Task input:
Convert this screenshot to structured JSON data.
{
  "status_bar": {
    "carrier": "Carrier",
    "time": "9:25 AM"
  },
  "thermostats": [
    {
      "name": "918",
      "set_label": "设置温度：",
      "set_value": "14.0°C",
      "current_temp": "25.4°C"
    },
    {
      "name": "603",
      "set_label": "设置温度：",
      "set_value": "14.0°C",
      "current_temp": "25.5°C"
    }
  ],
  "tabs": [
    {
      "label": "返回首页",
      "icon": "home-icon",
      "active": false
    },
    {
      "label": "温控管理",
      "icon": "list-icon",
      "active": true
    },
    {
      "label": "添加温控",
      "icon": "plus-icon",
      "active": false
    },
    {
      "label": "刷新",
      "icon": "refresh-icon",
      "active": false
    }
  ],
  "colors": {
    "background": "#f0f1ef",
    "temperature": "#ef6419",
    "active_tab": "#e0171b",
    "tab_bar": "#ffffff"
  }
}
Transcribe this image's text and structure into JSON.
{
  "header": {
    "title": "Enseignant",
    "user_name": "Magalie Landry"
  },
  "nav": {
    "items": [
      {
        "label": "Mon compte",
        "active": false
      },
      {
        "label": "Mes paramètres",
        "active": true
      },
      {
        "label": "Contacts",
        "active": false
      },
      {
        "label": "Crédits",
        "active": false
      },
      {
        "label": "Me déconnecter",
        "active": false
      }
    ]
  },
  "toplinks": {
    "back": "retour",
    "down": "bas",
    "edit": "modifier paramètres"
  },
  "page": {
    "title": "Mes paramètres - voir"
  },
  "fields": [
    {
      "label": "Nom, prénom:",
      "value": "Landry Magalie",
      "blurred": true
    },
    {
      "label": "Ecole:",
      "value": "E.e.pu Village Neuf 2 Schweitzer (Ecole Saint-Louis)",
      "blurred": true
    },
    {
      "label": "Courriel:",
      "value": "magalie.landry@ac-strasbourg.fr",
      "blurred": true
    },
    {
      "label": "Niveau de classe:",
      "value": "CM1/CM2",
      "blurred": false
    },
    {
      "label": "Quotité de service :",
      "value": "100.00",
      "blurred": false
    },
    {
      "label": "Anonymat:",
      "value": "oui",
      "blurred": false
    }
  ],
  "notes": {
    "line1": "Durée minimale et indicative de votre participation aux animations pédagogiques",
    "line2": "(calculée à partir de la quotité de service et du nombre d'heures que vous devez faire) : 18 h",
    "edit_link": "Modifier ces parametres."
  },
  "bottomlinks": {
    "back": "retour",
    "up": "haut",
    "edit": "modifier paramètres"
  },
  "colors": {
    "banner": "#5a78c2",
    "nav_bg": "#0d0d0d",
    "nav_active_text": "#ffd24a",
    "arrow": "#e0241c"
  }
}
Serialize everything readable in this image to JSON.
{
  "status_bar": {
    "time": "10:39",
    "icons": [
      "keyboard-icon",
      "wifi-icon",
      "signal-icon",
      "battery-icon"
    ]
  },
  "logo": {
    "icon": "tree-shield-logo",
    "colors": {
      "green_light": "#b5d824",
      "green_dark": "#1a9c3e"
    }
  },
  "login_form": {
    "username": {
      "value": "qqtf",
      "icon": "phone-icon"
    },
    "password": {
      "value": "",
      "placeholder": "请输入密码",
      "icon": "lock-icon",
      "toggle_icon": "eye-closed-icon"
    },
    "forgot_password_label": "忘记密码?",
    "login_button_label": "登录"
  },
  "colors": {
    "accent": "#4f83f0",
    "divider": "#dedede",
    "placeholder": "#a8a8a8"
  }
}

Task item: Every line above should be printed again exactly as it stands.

Output of the exercise:
Convert this screenshot to structured JSON data.
{
  "status_bar": {
    "carrier": "Carrier",
    "time": "9:25 AM"
  },
  "thermostats": [
    {
      "name": "918",
      "set_label": "设置温度：",
      "set_value": "14.0°C",
      "current_temp": "25.4°C"
    },
    {
      "name": "603",
      "set_label": "设置温度：",
      "set_value": "14.0°C",
      "current_temp": "25.5°C"
    }
  ],
  "tabs": [
    {
      "label": "返回首页",
      "icon": "home-icon",
      "active": false
    },
    {
      "label": "温控管理",
      "icon": "list-icon",
      "active": true
    },
    {
      "label": "添加温控",
      "icon": "plus-icon",
      "active": false
    },
    {
      "label": "刷新",
      "icon": "refresh-icon",
      "active": false
    }
  ],
  "colors": {
    "background": "#f0f1ef",
    "temperature": "#ef6419",
    "active_tab": "#e0171b",
    "tab_bar": "#ffffff"
  }
}
Transcribe this image's text and structure into JSON.
{
  "header": {
    "title": "Enseignant",
    "user_name": "Magalie Landry"
  },
  "nav": {
    "items": [
      {
        "label": "Mon compte",
        "active": false
      },
      {
        "label": "Mes paramètres",
        "active": true
      },
      {
        "label": "Contacts",
        "active": false
      },
      {
        "label": "Crédits",
        "active": false
      },
      {
        "label": "Me déconnecter",
        "active": false
      }
    ]
  },
  "toplinks": {
    "back": "retour",
    "down": "bas",
    "edit": "modifier paramètres"
  },
  "page": {
    "title": "Mes paramètres - voir"
  },
  "fields": [
    {
      "label": "Nom, prénom:",
      "value": "Landry Magalie",
      "blurred": true
    },
    {
      "label": "Ecole:",
      "value": "E.e.pu Village Neuf 2 Schweitzer (Ecole Saint-Louis)",
      "blurred": true
    },
    {
      "label": "Courriel:",
      "value": "magalie.landry@ac-strasbourg.fr",
      "blurred": true
    },
    {
      "label": "Niveau de classe:",
      "value": "CM1/CM2",
      "blurred": false
    },
    {
      "label": "Quotité de service :",
      "value": "100.00",
      "blurred": false
    },
    {
      "label": "Anonymat:",
      "value": "oui",
      "blurred": false
    }
  ],
  "notes": {
    "line1": "Durée minimale et indicative de votre participation aux animations pédagogiques",
    "line2": "(calculée à partir de la quotité de service et du nombre d'heures que vous devez faire) : 18 h",
    "edit_link": "Modifier ces parametres."
  },
  "bottomlinks": {
    "back": "retour",
    "up": "haut",
    "edit": "modifier paramètres"
  },
  "colors": {
    "banner": "#5a78c2",
    "nav_bg": "#0d0d0d",
    "nav_active_text": "#ffd24a",
    "arrow": "#e0241c"
  }
}
Serialize everything readable in this image to JSON.
{
  "status_bar": {
    "time": "10:39",
    "icons": [
      "keyboard-icon",
      "wifi-icon",
      "signal-icon",
      "battery-icon"
    ]
  },
  "logo": {
    "icon": "tree-shield-logo",
    "colors": {
      "green_light": "#b5d824",
      "green_dark": "#1a9c3e"
    }
  },
  "login_form": {
    "username": {
      "value": "qqtf",
      "icon": "phone-icon"
    },
    "password": {
      "value": "",
      "placeholder": "请输入密码",
      "icon": "lock-icon",
      "toggle_icon": "eye-closed-icon"
    },
    "forgot_password_label": "忘记密码?",
    "login_button_label": "登录"
  },
  "colors": {
    "accent": "#4f83f0",
    "divider": "#dedede",
    "placeholder": "#a8a8a8"
  }
}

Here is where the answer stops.